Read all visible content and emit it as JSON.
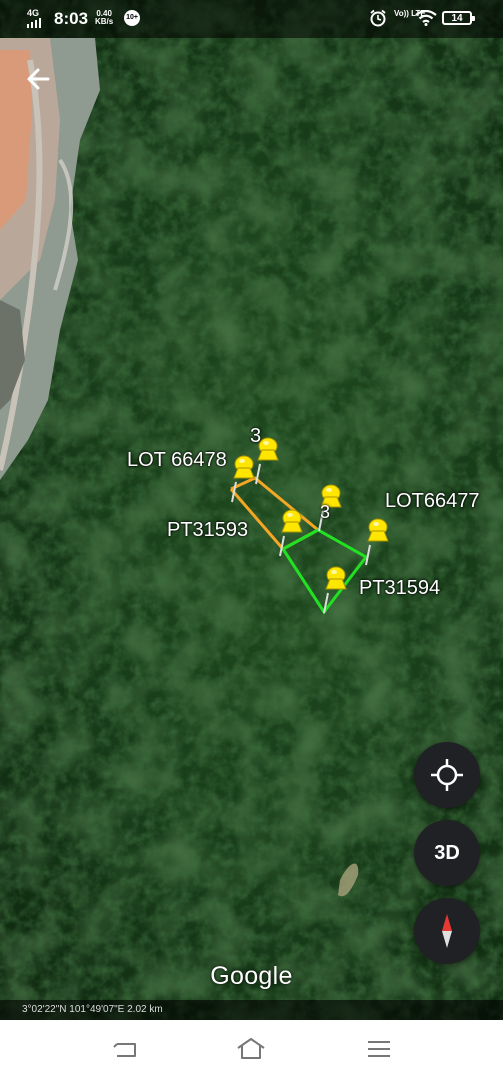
{
  "status_bar": {
    "network": "4G",
    "time": "8:03",
    "speed_value": "0.40",
    "speed_unit": "KB/s",
    "notification_badge": "10+",
    "volte": "Vo)) LTE",
    "battery": "14"
  },
  "map": {
    "labels": {
      "lot_66478": "LOT 66478",
      "lot_66477": "LOT66477",
      "pt_31593": "PT31593",
      "pt_31594": "PT31594",
      "vertex_a": "3",
      "vertex_b": "3"
    },
    "polygon_colors": {
      "orange": "#f5a623",
      "green": "#22e022"
    },
    "pin_color": "#ffe600"
  },
  "controls": {
    "locate": "locate-icon",
    "three_d_label": "3D",
    "compass": "compass-icon"
  },
  "attribution": "Google",
  "scale_text": "3°02'22\"N 101°49'07\"E 2.02 km",
  "nav_bar": [
    "back",
    "home",
    "menu"
  ]
}
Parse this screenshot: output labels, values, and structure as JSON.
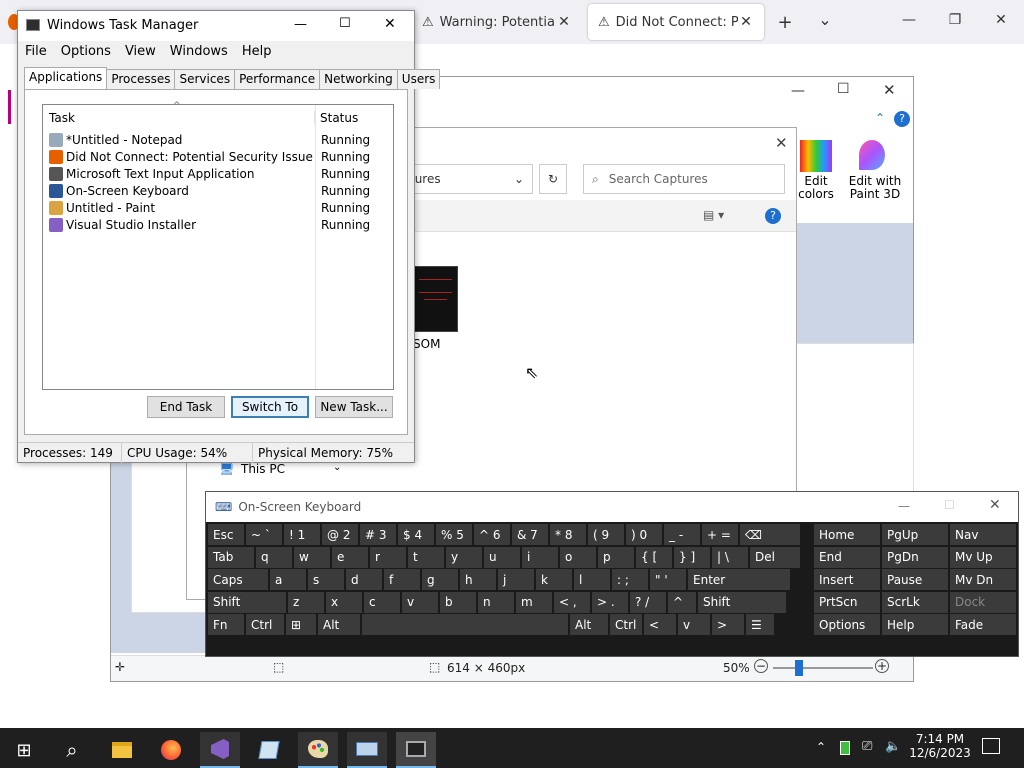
{
  "firefox": {
    "tabs": [
      {
        "title": "Warning: Potential Secu",
        "icon": "warning-icon",
        "active": false
      },
      {
        "title": "Did Not Connect: Poten",
        "icon": "warning-icon",
        "active": true
      }
    ],
    "new_tab": "+",
    "tab_list": "⌄"
  },
  "paint": {
    "ribbon": {
      "edit_colors": "Edit colors",
      "edit_paint3d": "Edit with Paint 3D"
    },
    "status": {
      "size": "614 × 460px",
      "zoom": "50%"
    }
  },
  "explorer": {
    "address": "tures",
    "search_placeholder": "Search Captures",
    "file_label": "SOM",
    "nav_item": "This PC"
  },
  "task_manager": {
    "title": "Windows Task Manager",
    "menu": [
      "File",
      "Options",
      "View",
      "Windows",
      "Help"
    ],
    "tabs": [
      "Applications",
      "Processes",
      "Services",
      "Performance",
      "Networking",
      "Users"
    ],
    "columns": {
      "task": "Task",
      "status": "Status"
    },
    "rows": [
      {
        "task": "*Untitled - Notepad",
        "status": "Running",
        "icon": "notepad-icon",
        "color": "#9ab"
      },
      {
        "task": "Did Not Connect: Potential Security Issue — Moz...",
        "status": "Running",
        "icon": "firefox-icon",
        "color": "#e66000"
      },
      {
        "task": "Microsoft Text Input Application",
        "status": "Running",
        "icon": "text-input-icon",
        "color": "#555"
      },
      {
        "task": "On-Screen Keyboard",
        "status": "Running",
        "icon": "keyboard-icon",
        "color": "#2b5797"
      },
      {
        "task": "Untitled - Paint",
        "status": "Running",
        "icon": "paint-icon",
        "color": "#d9a441"
      },
      {
        "task": "Visual Studio Installer",
        "status": "Running",
        "icon": "visual-studio-icon",
        "color": "#865fc5"
      }
    ],
    "buttons": {
      "end_task": "End Task",
      "switch_to": "Switch To",
      "new_task": "New Task..."
    },
    "status": {
      "processes": "Processes: 149",
      "cpu": "CPU Usage: 54%",
      "memory": "Physical Memory: 75%"
    }
  },
  "osk": {
    "title": "On-Screen Keyboard",
    "rows": [
      [
        [
          "Esc",
          ""
        ],
        [
          "~ `",
          ""
        ],
        [
          "! 1",
          ""
        ],
        [
          "@ 2",
          ""
        ],
        [
          "# 3",
          ""
        ],
        [
          "$ 4",
          ""
        ],
        [
          "% 5",
          ""
        ],
        [
          "^ 6",
          ""
        ],
        [
          "& 7",
          ""
        ],
        [
          "* 8",
          ""
        ],
        [
          "( 9",
          ""
        ],
        [
          ") 0",
          ""
        ],
        [
          "_ -",
          ""
        ],
        [
          "+ =",
          ""
        ],
        [
          "⌫",
          ""
        ]
      ],
      [
        [
          "Tab",
          ""
        ],
        [
          "q",
          ""
        ],
        [
          "w",
          ""
        ],
        [
          "e",
          ""
        ],
        [
          "r",
          ""
        ],
        [
          "t",
          ""
        ],
        [
          "y",
          ""
        ],
        [
          "u",
          ""
        ],
        [
          "i",
          ""
        ],
        [
          "o",
          ""
        ],
        [
          "p",
          ""
        ],
        [
          "{ [",
          ""
        ],
        [
          "} ]",
          ""
        ],
        [
          "| \\",
          ""
        ],
        [
          "Del",
          ""
        ]
      ],
      [
        [
          "Caps",
          ""
        ],
        [
          "a",
          ""
        ],
        [
          "s",
          ""
        ],
        [
          "d",
          ""
        ],
        [
          "f",
          ""
        ],
        [
          "g",
          ""
        ],
        [
          "h",
          ""
        ],
        [
          "j",
          ""
        ],
        [
          "k",
          ""
        ],
        [
          "l",
          ""
        ],
        [
          ": ;",
          ""
        ],
        [
          "\" '",
          ""
        ],
        [
          "Enter",
          ""
        ]
      ],
      [
        [
          "Shift",
          ""
        ],
        [
          "z",
          ""
        ],
        [
          "x",
          ""
        ],
        [
          "c",
          ""
        ],
        [
          "v",
          ""
        ],
        [
          "b",
          ""
        ],
        [
          "n",
          ""
        ],
        [
          "m",
          ""
        ],
        [
          "< ,",
          ""
        ],
        [
          "> .",
          ""
        ],
        [
          "? /",
          ""
        ],
        [
          "^",
          ""
        ],
        [
          "Shift",
          ""
        ]
      ],
      [
        [
          "Fn",
          ""
        ],
        [
          "Ctrl",
          ""
        ],
        [
          "⊞",
          ""
        ],
        [
          "Alt",
          ""
        ],
        [
          "",
          ""
        ],
        [
          "Alt",
          ""
        ],
        [
          "Ctrl",
          ""
        ],
        [
          "<",
          ""
        ],
        [
          "v",
          ""
        ],
        [
          ">",
          ""
        ],
        [
          "☰",
          ""
        ]
      ]
    ],
    "nav": [
      [
        "Home",
        "PgUp",
        "Nav"
      ],
      [
        "End",
        "PgDn",
        "Mv Up"
      ],
      [
        "Insert",
        "Pause",
        "Mv Dn"
      ],
      [
        "PrtScn",
        "ScrLk",
        "Dock"
      ],
      [
        "Options",
        "Help",
        "Fade"
      ]
    ]
  },
  "taskbar": {
    "time": "7:14 PM",
    "date": "12/6/2023"
  }
}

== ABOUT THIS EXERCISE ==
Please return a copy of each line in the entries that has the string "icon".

== RESULT OF THE TASK ==
    "locate": "locate-icon",
    "compass": "compass-icon"
        "icon": "warning-icon",
        "icon": "warning-icon",
        "icon": "notepad-icon",
        "icon": "firefox-icon",
        "icon": "text-input-icon",
        "icon": "keyboard-icon",
        "icon": "paint-icon",
        "icon": "visual-studio-icon",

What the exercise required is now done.